We can use different methods to calculate the inductance using numerical methods or handbook formulas. They can be conditionally divided into three levels  high, medium and low level.
High level involves the use of programs having a common name  electromagnetic simulators. For example, Comsol Multisystems with RF module, Ansys HFSS, etc. Their work is based on the differential Maxwell's equations for the electromagnetic field providing the boundary conditions.
Advantages: accurate calculation of inductance and other parameters of the coil with any geometry of winding in any frequency range.
Disadvantages: these programs are quite complex and require prior learning, require large computational resources, the calculation takes a long time. Can be used for professional work or if the inductor is used at or above the selfresonance frequency.
The medium level is based on the simplified model of the inductor introduced by J.C.Maxwell.
Advantages: acceptable calculation accuracy for radioenthusiasts practice, the opportunity of using in simple programs, low demands on the processing power of the computer.
Disadvantages: less accurate calculations than the high level; the calculation isn't possible for any winding geometry and maybe only in the frequency range that does not exceed 6070% of the selfresonant frequency (or rather 1resonance) of the coil.
The low level is based on simple handbook formulas. These formulas are based on the simplification of medium level formulas or on the basis of a set of measurements of the actual coils.
Advantages: simple calculation, undemanding to resources of the computer
Disadvantages: the formulas work only with a restricted geometry of the winding and at frequencies much lower than the selfresonance frequency.
More about medium level calculation that Col32 uses... The great physicist J.C. Maxwell has shown in the late XIX century in his famous work  "A Treatise on Electricity and Magnetism." that the mutual inductance between two infinitely thin circular coaxial conductors can be calculated as follows:
Where
 M  mutual inductance;
 r1, r2  radii of the two circular filaments;
 x  the distance between the centers of the circles bounded by these filaments;
 K, E  elliptic integrals of the first and second kind;
A numerical method for the calculation of Maxwell's formula reduced to numerical methods for solving elliptic integrals.

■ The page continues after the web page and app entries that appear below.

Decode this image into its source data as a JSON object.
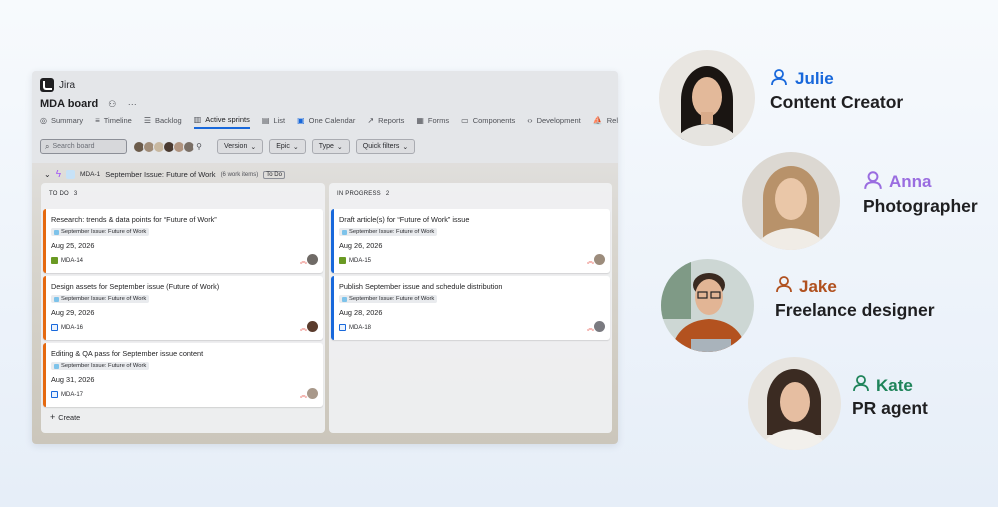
{
  "app": {
    "name": "Jira"
  },
  "board": {
    "title": "MDA board"
  },
  "tabs": [
    {
      "label": "Summary",
      "icon": "globe-icon"
    },
    {
      "label": "Timeline",
      "icon": "timeline-icon"
    },
    {
      "label": "Backlog",
      "icon": "backlog-icon"
    },
    {
      "label": "Active sprints",
      "icon": "board-icon"
    },
    {
      "label": "List",
      "icon": "list-icon"
    },
    {
      "label": "One Calendar",
      "icon": "calendar-icon"
    },
    {
      "label": "Reports",
      "icon": "reports-icon"
    },
    {
      "label": "Forms",
      "icon": "forms-icon"
    },
    {
      "label": "Components",
      "icon": "components-icon"
    },
    {
      "label": "Development",
      "icon": "code-icon"
    },
    {
      "label": "Releases",
      "icon": "ship-icon"
    }
  ],
  "toolbar": {
    "search_placeholder": "Search board",
    "filters": [
      "Version",
      "Epic",
      "Type",
      "Quick filters"
    ]
  },
  "sprint": {
    "key": "MDA-1",
    "name": "September Issue: Future of Work",
    "count": "(6 work items)",
    "status": "To Do"
  },
  "columns": [
    {
      "title": "TO DO",
      "count": "3",
      "cards": [
        {
          "title": "Research: trends & data points for “Future of Work”",
          "tag": "September Issue: Future of Work",
          "date": "Aug 25, 2026",
          "key": "MDA-14",
          "type": "story"
        },
        {
          "title": "Design assets for September issue (Future of Work)",
          "tag": "September Issue: Future of Work",
          "date": "Aug 29, 2026",
          "key": "MDA-16",
          "type": "task"
        },
        {
          "title": "Editing & QA pass for September issue content",
          "tag": "September Issue: Future of Work",
          "date": "Aug 31, 2026",
          "key": "MDA-17",
          "type": "task"
        }
      ]
    },
    {
      "title": "IN PROGRESS",
      "count": "2",
      "cards": [
        {
          "title": "Draft article(s) for “Future of Work” issue",
          "tag": "September Issue: Future of Work",
          "date": "Aug 26, 2026",
          "key": "MDA-15",
          "type": "story"
        },
        {
          "title": "Publish September issue and schedule distribution",
          "tag": "September Issue: Future of Work",
          "date": "Aug 28, 2026",
          "key": "MDA-18",
          "type": "task"
        }
      ]
    }
  ],
  "create_label": "Create",
  "people": [
    {
      "name": "Julie",
      "role": "Content Creator",
      "color": "#1868db"
    },
    {
      "name": "Anna",
      "role": "Photographer",
      "color": "#9a6de0"
    },
    {
      "name": "Jake",
      "role": "Freelance designer",
      "color": "#b0501e"
    },
    {
      "name": "Kate",
      "role": "PR agent",
      "color": "#1f845a"
    }
  ]
}
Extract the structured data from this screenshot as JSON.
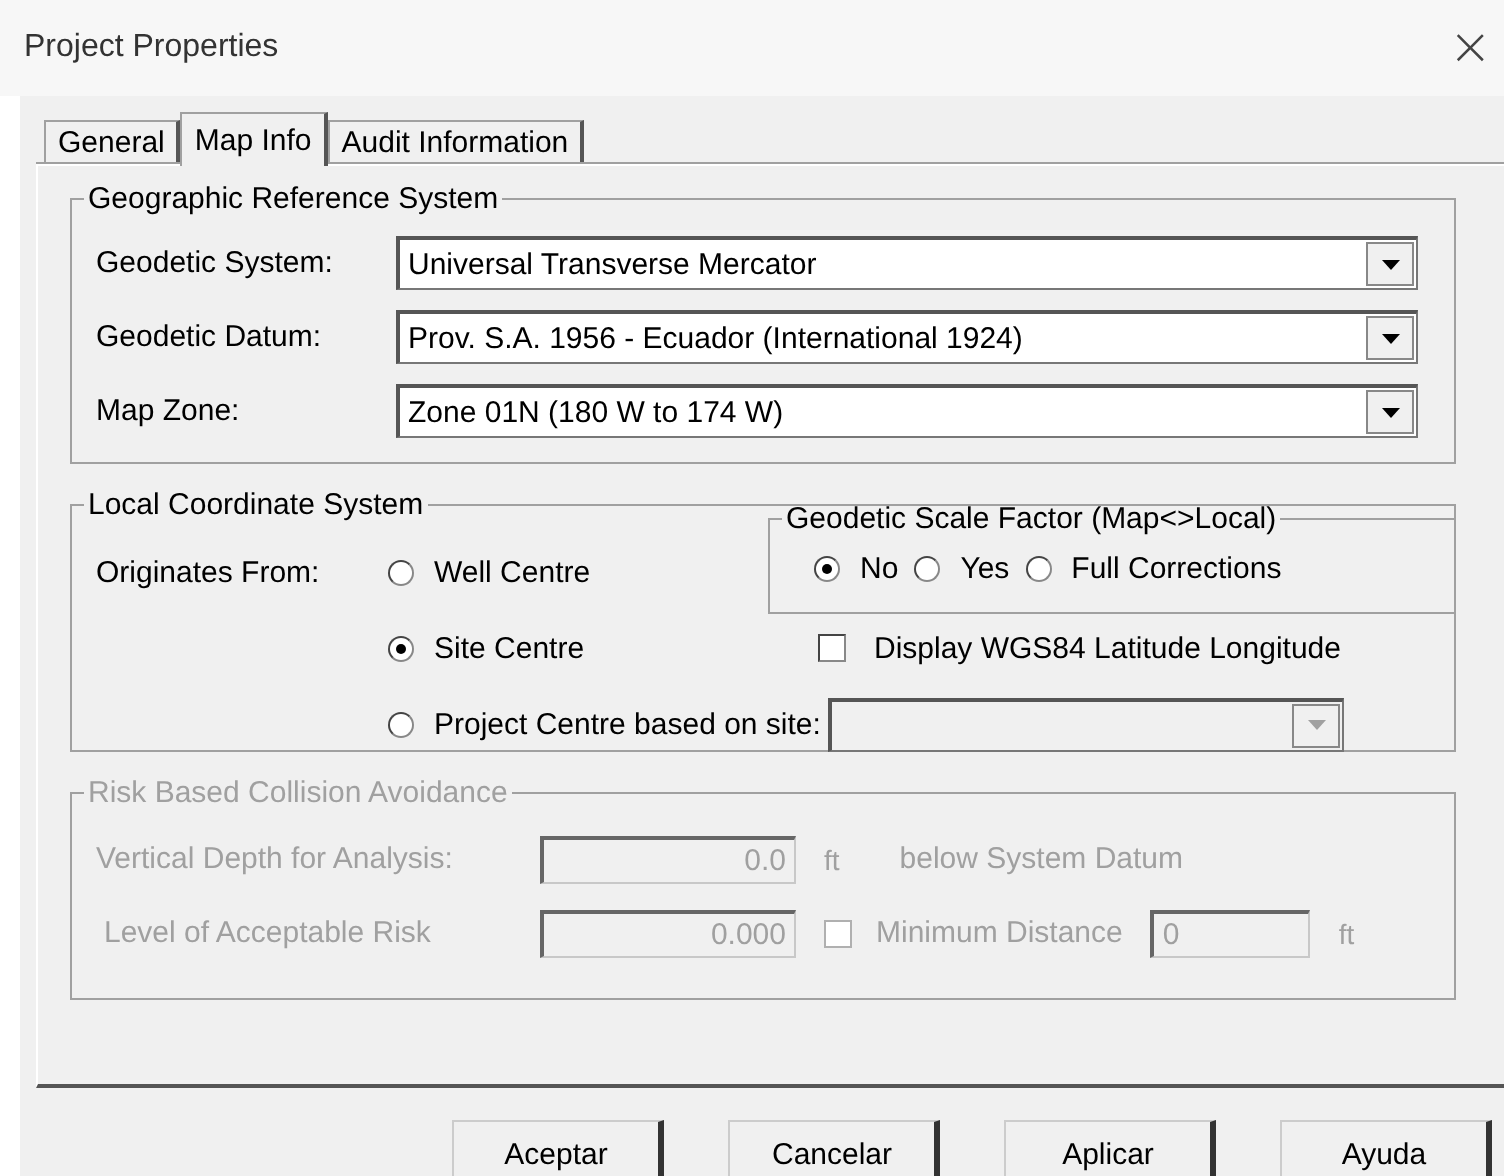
{
  "window": {
    "title": "Project Properties",
    "close": "×"
  },
  "tabs": [
    {
      "label": "General",
      "selected": false
    },
    {
      "label": "Map Info",
      "selected": true
    },
    {
      "label": "Audit Information",
      "selected": false
    }
  ],
  "geographic_reference": {
    "title": "Geographic Reference System",
    "fields": [
      {
        "label": "Geodetic System:",
        "value": "Universal Transverse Mercator"
      },
      {
        "label": "Geodetic Datum:",
        "value": "Prov. S.A. 1956 - Ecuador (International 1924)"
      },
      {
        "label": "Map Zone:",
        "value": "Zone 01N (180 W to 174 W)"
      }
    ]
  },
  "local_coordinate_system": {
    "title": "Local Coordinate System",
    "originates_label": "Originates From:",
    "options": [
      {
        "label": "Well Centre",
        "selected": false
      },
      {
        "label": "Site Centre",
        "selected": true
      },
      {
        "label": "Project Centre based on site:",
        "selected": false
      }
    ],
    "site_combo": {
      "disabled": true
    }
  },
  "geodetic_scale_factor": {
    "title": "Geodetic Scale Factor (Map<>Local)",
    "options": [
      {
        "label": "No",
        "selected": true
      },
      {
        "label": "Yes",
        "selected": false
      },
      {
        "label": "Full Corrections",
        "selected": false
      }
    ]
  },
  "display_wgs84": {
    "label": "Display WGS84 Latitude Longitude",
    "checked": false
  },
  "risk_collision": {
    "title": "Risk Based Collision Avoidance",
    "disabled": true,
    "vertical_depth": {
      "label": "Vertical Depth for Analysis:",
      "value": "0.0",
      "unit": "ft",
      "note": "below System Datum"
    },
    "acceptable_risk": {
      "label": "Level of Acceptable Risk",
      "value": "0.000"
    },
    "minimum_distance": {
      "label": "Minimum Distance",
      "checked": false,
      "value": "0",
      "unit": "ft"
    }
  },
  "buttons": [
    "Aceptar",
    "Cancelar",
    "Aplicar",
    "Ayuda"
  ]
}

By using Maxwell's equation can be calculated the inductance of a singlelayer, multilayer or flat coil and the mutual inductance of two separate coils. Errors related to the coaxial circular filaments approximation (in fact we deal the round wire helix) can be reduced through additional corrections.